Other features include the 1,675m2 spa with 14 treatment rooms, four of which will be open air; it has its own pool. The hammam has double high ceilings that are accentuated with perforated triangles which let in natural light. For the director of spa, Elizabeth Regan, a personal challenge was only being involved from the construction phase and not from the architectural phase of the hotel. “It has been interesting to have been given the space already planned and built, and to apply my own operational methodology to make it all work,” she says to Hotelier Middle East before the soft opening.
The story continues on the next page...
The Dubai hotel will be a flagship for the brand on several counts. “It’s not about the size of the hotel or the fact that it is a huge part of the brand being in Dubai. But, also from how we are developing the brand globally, and being able to use Viceroy Dubai as a platform for initiatives, whether they are technological initiatives of how we take bookings or interact with guests.
“But, also how we are going to be conceptually different or deliver service differently,” adds Svensson.
He continues to say: “We’re going to be something different. We’re bringing an LA or Miami vibe, we’re not going to define it but it’s going to be different.” So different, in fact that the hotel has banned fruit bowls from its rooms. The hotel will even have a lifestyle team with a lifestyle relations manager to forward plan their guests’ visit and surprise them with what they need.
The hiring process, however, wasn’t easy. “We didn’t just want to hire people from the hospitality industry. Of course that is important but we wanted to hire staff that also had the same personality as the hotel. Someone fun, energetic, lively and attentive. We did a tremendous amount of training in the pre-opening phase and we went out and recruited really strong managers and supervisors right down to the lowest rung,” adds Svensson.
Agreeing with Svensspn, Director of F&B David Hirber also believes that staff is of the utmost importance when running a hotel.
“Our motto when it comes to staff is that we need to be with them and part of them. We spend day and night with our teams as we establish together, train and work over and over again. It is very important to us to highlight everyone’s personality, guided by our Viceroy ideology and make them feel part of our special team and Viceroy community,” he says.
Tasked with delivering this massive recruitment drive was director of learning & development Marcelo De Paula, who reveals that the team was handpicked from scratch.
The process began with the “We Will Find You” campaign, which saw over 5,000 CVs, of which 2,000 were selected for a recruitment event.

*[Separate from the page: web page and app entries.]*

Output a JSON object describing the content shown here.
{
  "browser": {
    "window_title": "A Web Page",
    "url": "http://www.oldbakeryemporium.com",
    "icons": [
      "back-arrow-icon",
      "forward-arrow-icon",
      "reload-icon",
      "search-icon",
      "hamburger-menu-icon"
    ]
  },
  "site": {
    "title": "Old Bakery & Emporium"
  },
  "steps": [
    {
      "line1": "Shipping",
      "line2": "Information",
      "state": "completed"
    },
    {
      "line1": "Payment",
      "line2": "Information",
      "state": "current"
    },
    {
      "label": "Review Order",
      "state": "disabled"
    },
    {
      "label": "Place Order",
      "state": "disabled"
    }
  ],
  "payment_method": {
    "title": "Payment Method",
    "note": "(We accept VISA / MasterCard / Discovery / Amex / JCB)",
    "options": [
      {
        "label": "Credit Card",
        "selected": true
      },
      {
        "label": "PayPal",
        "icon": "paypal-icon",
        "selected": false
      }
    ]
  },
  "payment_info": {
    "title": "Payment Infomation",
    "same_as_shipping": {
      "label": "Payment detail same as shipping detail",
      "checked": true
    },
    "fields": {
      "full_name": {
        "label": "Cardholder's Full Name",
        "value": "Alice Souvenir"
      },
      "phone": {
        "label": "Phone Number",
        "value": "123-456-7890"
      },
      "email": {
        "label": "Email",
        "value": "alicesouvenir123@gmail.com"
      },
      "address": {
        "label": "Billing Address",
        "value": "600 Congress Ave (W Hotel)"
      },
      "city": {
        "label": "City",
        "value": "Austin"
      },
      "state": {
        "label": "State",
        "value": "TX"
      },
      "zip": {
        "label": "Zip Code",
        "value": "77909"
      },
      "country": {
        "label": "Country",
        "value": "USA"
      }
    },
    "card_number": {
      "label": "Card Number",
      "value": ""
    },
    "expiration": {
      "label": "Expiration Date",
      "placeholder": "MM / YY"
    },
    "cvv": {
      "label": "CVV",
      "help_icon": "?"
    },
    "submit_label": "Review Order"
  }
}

During this stage, candidates were challenged to a three round sequence.
Starting with the vibe room, applicants were asked to interact with each other and either build a balloon sculpture or use props to take the ultimate selfie.

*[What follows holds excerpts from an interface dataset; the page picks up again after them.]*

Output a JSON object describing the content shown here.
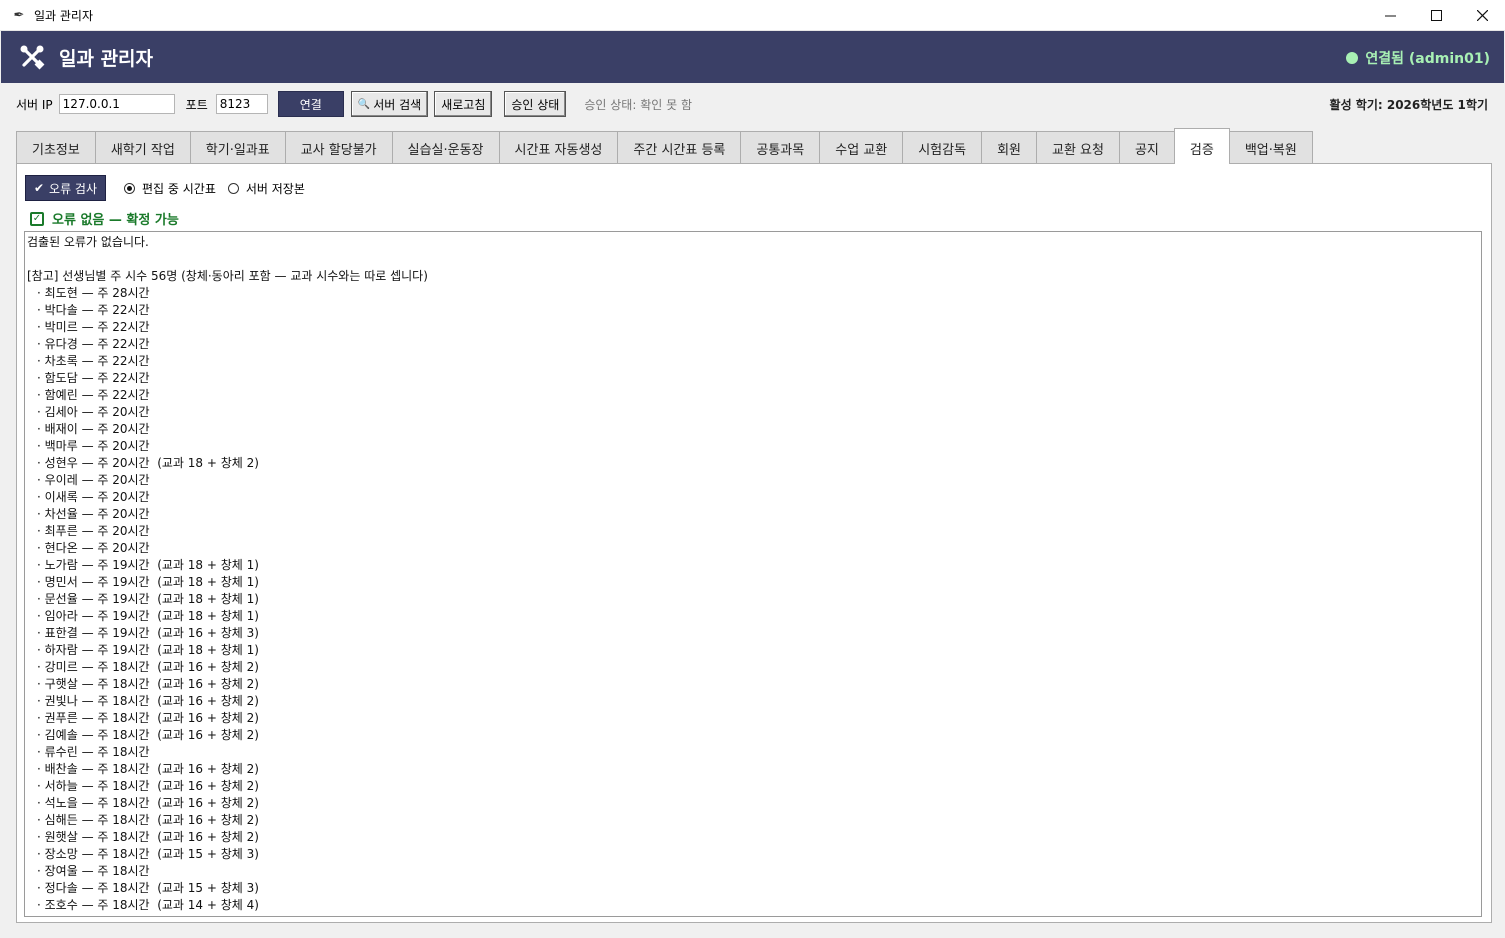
{
  "window": {
    "title": "일과 관리자",
    "icons": {
      "app": "feather-icon",
      "minimize": "minimize-icon",
      "maximize": "maximize-icon",
      "close": "close-icon"
    }
  },
  "header": {
    "title": "일과 관리자",
    "logo_icon": "tools-icon",
    "status": "연결됨 (admin01)",
    "status_color": "#a8f0b4",
    "bg_color": "#3a3f66"
  },
  "toolbar": {
    "server_ip_label": "서버 IP",
    "server_ip_value": "127.0.0.1",
    "port_label": "포트",
    "port_value": "8123",
    "connect_label": "연결",
    "search_server_label": "서버 검색",
    "refresh_label": "새로고침",
    "approval_button_label": "승인 상태",
    "approval_status": "승인 상태: 확인 못 함",
    "active_semester": "활성 학기: 2026학년도 1학기"
  },
  "tabs": [
    {
      "label": "기초정보"
    },
    {
      "label": "새학기 작업"
    },
    {
      "label": "학기·일과표"
    },
    {
      "label": "교사 할당불가"
    },
    {
      "label": "실습실·운동장"
    },
    {
      "label": "시간표 자동생성"
    },
    {
      "label": "주간 시간표 등록"
    },
    {
      "label": "공통과목"
    },
    {
      "label": "수업 교환"
    },
    {
      "label": "시험감독"
    },
    {
      "label": "회원"
    },
    {
      "label": "교환 요청"
    },
    {
      "label": "공지"
    },
    {
      "label": "검증"
    },
    {
      "label": "백업·복원"
    }
  ],
  "active_tab": "검증",
  "validation": {
    "check_button_label": "오류 검사",
    "radio_editing": "편집 중 시간표",
    "radio_server": "서버 저장본",
    "selected": "editing",
    "result_label": "오류 없음 — 확정 가능",
    "result_color": "#1a7a2a",
    "output_header": "검출된 오류가 없습니다.",
    "output_note": "[참고] 선생님별 주 시수 56명 (창체·동아리 포함 — 교과 시수와는 따로 셉니다)",
    "output_lines": [
      "· 최도현 — 주 28시간",
      "· 박다솔 — 주 22시간",
      "· 박미르 — 주 22시간",
      "· 유다경 — 주 22시간",
      "· 차초록 — 주 22시간",
      "· 함도담 — 주 22시간",
      "· 함예린 — 주 22시간",
      "· 김세아 — 주 20시간",
      "· 배재이 — 주 20시간",
      "· 백마루 — 주 20시간",
      "· 성현우 — 주 20시간  (교과 18 + 창체 2)",
      "· 우이레 — 주 20시간",
      "· 이새록 — 주 20시간",
      "· 차선율 — 주 20시간",
      "· 최푸른 — 주 20시간",
      "· 현다온 — 주 20시간",
      "· 노가람 — 주 19시간  (교과 18 + 창체 1)",
      "· 명민서 — 주 19시간  (교과 18 + 창체 1)",
      "· 문선율 — 주 19시간  (교과 18 + 창체 1)",
      "· 임아라 — 주 19시간  (교과 18 + 창체 1)",
      "· 표한결 — 주 19시간  (교과 16 + 창체 3)",
      "· 하자람 — 주 19시간  (교과 18 + 창체 1)",
      "· 강미르 — 주 18시간  (교과 16 + 창체 2)",
      "· 구햇살 — 주 18시간  (교과 16 + 창체 2)",
      "· 권빛나 — 주 18시간  (교과 16 + 창체 2)",
      "· 권푸른 — 주 18시간  (교과 16 + 창체 2)",
      "· 김예솔 — 주 18시간  (교과 16 + 창체 2)",
      "· 류수린 — 주 18시간",
      "· 배찬솔 — 주 18시간  (교과 16 + 창체 2)",
      "· 서하늘 — 주 18시간  (교과 16 + 창체 2)",
      "· 석노을 — 주 18시간  (교과 16 + 창체 2)",
      "· 심해든 — 주 18시간  (교과 16 + 창체 2)",
      "· 원햇살 — 주 18시간  (교과 16 + 창체 2)",
      "· 장소망 — 주 18시간  (교과 15 + 창체 3)",
      "· 장여울 — 주 18시간",
      "· 정다솔 — 주 18시간  (교과 15 + 창체 3)",
      "· 조호수 — 주 18시간  (교과 14 + 창체 4)"
    ]
  }
}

From here, the conversation room asked a selection of ‘you’ questions from ‘who are you’ to ‘what stops you’ before applicants moved onto the speed dating room, where candidates answered six questions based on the hotel’s competency framework. These questions were structured to check ability and attitude in line with the hotel’s ideology and the area of expertise they want to work in.
Svensson notes that “following the rigorous recruitment, a team with an intuitive, genuine and knowledgeable approach to service were selected, chosen due to their ability to build a rapport with guests and deliver friendly, attentive and welcoming service”.
On this front, Walshe reveals that Svensson hired a theatre improv company to manage the recruitment and training, “and that helped our colleagues to develop this spontaneity, the ability to react to the unexpected, to engage with people, to inject humour in the conversation”.
“It’s the staff that make or break the hotel. You can have the best architecture, design, room, and amenities but if you don’t focus on your staff, people will not come back to your hotel. They keep me young and millennial-minded,” reflects Svensson, showcasing that that’s exactly how he wants guests to see the property.